Dataset rows for apps and sites:

▽

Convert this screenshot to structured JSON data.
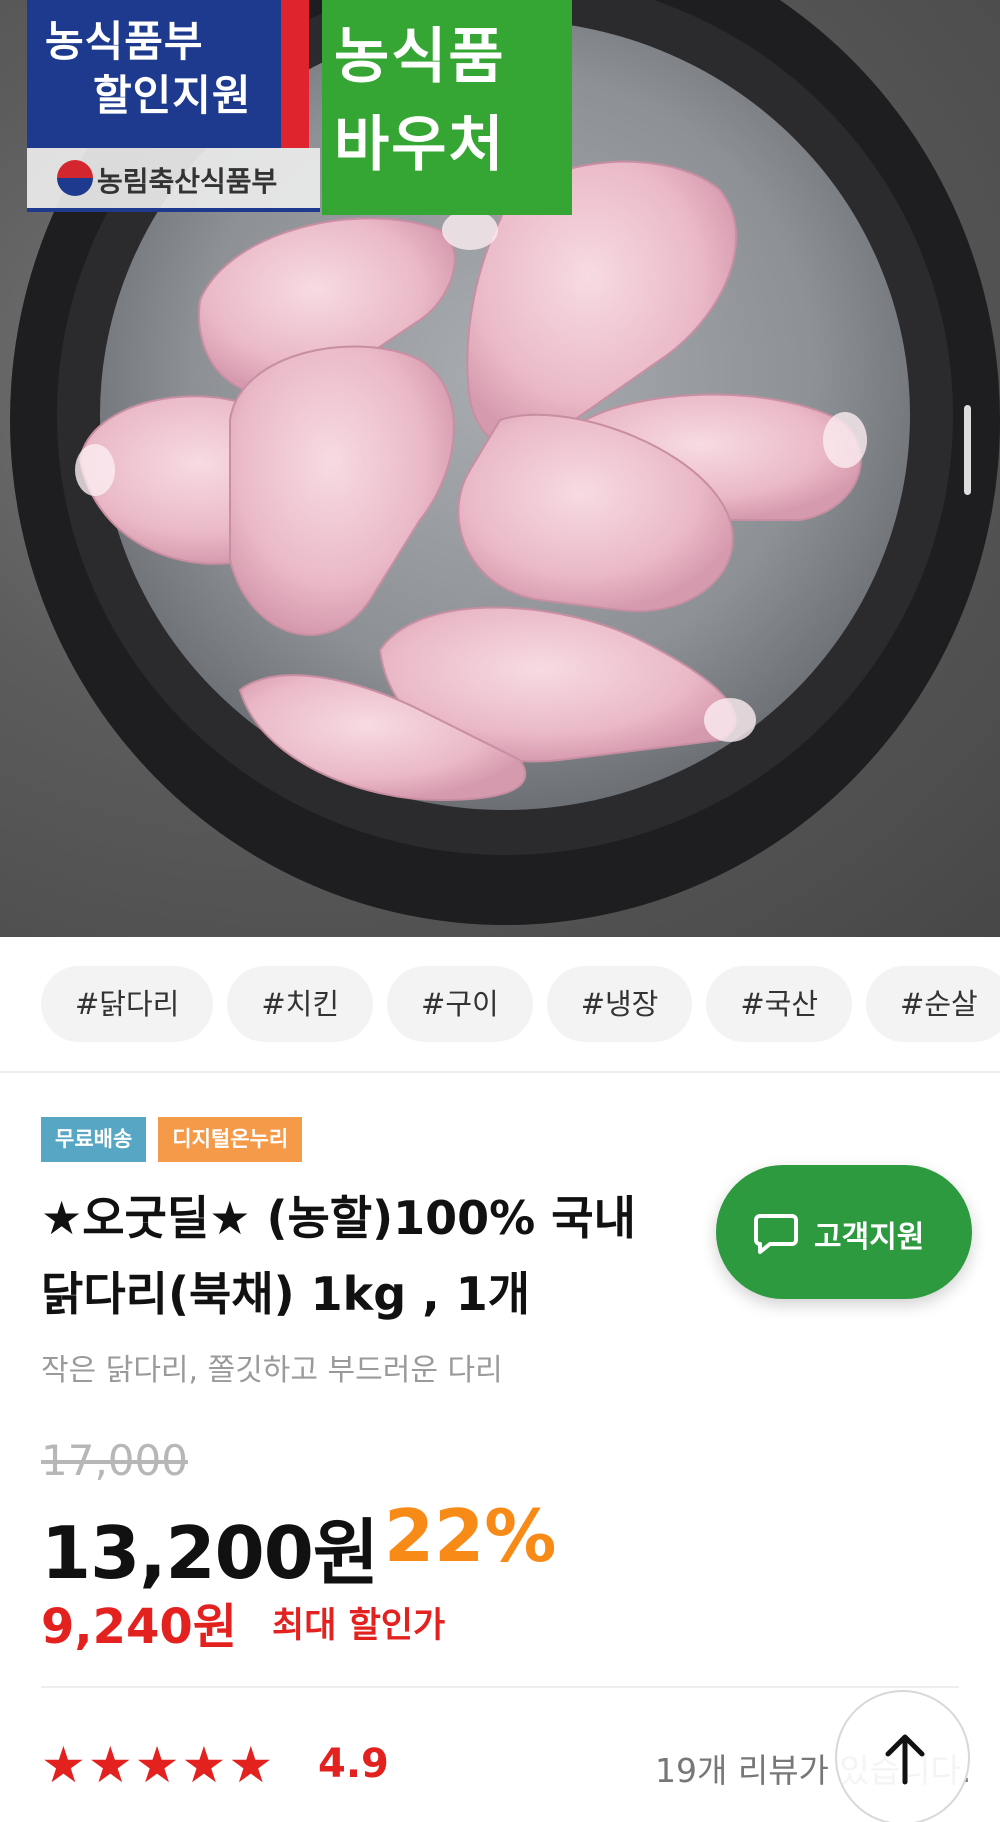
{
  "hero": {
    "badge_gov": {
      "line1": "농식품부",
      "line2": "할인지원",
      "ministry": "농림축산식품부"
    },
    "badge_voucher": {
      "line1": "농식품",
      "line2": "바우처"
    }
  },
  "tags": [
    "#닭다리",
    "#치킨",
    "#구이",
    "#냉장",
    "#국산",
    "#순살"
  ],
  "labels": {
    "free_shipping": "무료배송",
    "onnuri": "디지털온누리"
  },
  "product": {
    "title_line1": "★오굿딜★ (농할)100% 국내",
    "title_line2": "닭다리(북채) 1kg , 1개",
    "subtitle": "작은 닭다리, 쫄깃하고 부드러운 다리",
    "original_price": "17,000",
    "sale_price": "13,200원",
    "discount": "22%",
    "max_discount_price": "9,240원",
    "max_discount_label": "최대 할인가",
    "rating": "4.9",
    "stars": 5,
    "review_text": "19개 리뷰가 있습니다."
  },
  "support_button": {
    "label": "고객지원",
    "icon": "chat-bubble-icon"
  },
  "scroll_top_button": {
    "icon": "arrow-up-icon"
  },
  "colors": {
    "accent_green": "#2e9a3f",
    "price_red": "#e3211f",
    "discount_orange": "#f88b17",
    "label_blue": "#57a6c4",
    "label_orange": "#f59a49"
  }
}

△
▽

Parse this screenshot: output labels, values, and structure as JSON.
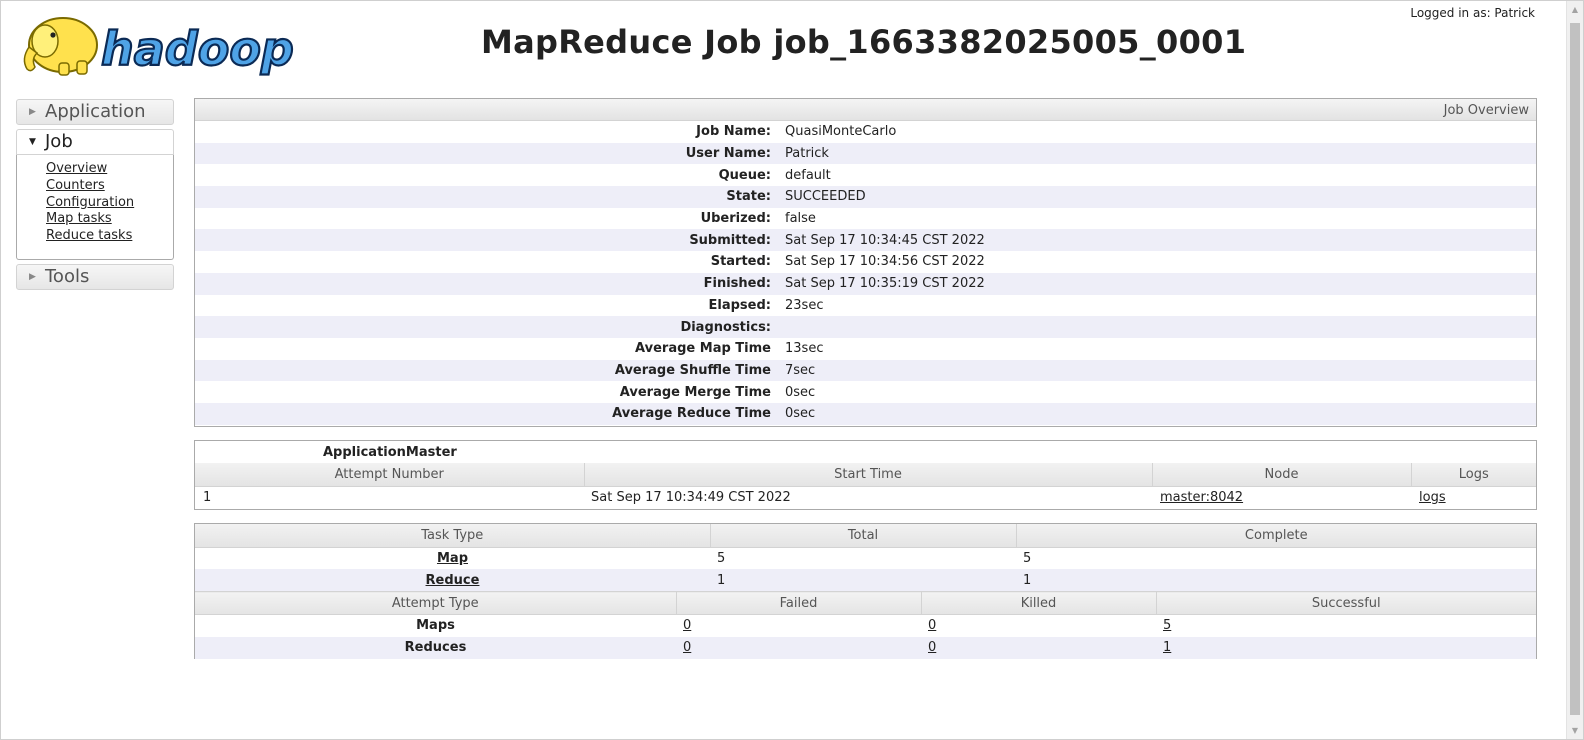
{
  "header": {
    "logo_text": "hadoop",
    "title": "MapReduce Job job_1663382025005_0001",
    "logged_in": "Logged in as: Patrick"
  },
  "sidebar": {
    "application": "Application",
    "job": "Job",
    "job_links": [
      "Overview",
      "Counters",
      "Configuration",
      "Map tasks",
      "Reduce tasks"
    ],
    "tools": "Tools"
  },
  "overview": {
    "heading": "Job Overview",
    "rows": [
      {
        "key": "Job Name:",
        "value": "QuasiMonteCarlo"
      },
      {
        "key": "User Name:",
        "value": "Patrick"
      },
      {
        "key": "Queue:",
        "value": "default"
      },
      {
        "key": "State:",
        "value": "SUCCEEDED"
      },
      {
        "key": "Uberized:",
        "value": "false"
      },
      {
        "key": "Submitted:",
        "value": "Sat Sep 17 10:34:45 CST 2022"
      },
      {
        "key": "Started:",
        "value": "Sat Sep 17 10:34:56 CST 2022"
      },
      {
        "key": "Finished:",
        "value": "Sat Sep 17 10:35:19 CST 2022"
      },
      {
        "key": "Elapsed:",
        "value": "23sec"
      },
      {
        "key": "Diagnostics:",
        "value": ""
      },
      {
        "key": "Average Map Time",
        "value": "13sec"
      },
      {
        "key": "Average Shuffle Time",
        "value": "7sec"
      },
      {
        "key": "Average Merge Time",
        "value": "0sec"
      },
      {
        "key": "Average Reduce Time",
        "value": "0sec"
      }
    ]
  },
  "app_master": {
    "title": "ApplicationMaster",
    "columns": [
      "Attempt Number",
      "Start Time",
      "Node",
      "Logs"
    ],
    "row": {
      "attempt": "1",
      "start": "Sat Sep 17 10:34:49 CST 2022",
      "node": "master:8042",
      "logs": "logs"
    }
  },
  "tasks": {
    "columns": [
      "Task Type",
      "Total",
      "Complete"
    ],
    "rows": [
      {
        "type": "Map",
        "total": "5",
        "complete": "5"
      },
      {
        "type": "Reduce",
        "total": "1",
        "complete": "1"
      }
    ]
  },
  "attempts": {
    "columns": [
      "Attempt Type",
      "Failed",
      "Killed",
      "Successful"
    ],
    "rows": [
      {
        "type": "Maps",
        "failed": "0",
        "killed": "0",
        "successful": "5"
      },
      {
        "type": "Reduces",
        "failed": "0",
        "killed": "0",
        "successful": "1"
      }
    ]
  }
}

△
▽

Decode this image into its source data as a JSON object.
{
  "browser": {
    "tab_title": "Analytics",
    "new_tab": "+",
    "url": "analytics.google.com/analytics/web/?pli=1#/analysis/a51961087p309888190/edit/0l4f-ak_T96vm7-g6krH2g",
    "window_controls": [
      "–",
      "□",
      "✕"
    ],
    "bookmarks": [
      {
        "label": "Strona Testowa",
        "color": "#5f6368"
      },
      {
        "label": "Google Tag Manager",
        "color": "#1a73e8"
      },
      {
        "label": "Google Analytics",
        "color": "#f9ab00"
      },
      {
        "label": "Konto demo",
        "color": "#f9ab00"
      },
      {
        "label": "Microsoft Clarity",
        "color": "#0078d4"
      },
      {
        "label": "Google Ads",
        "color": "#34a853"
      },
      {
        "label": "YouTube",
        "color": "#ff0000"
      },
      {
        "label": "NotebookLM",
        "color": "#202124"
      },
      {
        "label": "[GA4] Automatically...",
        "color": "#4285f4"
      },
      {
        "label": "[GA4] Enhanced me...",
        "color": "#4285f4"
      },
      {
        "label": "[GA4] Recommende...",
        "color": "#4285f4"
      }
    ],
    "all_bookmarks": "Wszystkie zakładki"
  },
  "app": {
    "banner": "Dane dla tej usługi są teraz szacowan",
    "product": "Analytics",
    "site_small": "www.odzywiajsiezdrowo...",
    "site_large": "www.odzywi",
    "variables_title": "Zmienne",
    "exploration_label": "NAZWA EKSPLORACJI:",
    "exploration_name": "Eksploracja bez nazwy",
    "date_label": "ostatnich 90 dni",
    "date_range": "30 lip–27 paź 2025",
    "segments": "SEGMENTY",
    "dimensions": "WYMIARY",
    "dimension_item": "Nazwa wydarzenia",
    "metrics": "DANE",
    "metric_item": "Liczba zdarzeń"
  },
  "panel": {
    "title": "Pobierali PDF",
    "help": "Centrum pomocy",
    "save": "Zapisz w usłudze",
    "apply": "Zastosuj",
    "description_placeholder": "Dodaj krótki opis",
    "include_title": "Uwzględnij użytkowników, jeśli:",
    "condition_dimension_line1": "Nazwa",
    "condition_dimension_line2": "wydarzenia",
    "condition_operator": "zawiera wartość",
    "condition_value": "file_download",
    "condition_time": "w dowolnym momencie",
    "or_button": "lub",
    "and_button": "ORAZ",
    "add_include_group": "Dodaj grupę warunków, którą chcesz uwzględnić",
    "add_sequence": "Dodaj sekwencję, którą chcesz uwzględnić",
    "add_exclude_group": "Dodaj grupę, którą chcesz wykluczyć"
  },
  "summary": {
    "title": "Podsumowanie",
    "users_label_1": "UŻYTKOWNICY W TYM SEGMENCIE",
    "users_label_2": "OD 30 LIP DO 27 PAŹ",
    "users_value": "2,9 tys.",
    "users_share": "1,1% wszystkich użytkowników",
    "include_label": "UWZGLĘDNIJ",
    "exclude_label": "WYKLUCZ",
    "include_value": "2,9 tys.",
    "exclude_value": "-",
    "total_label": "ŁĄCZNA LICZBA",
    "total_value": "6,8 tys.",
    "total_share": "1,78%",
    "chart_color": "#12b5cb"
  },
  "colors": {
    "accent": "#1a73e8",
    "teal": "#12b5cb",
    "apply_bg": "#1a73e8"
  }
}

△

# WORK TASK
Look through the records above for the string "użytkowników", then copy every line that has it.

# ANSWER AREA
    "include_title": "Uwzględnij użytkowników, jeśli:",
    "users_share": "1,1% wszystkich użytkowników",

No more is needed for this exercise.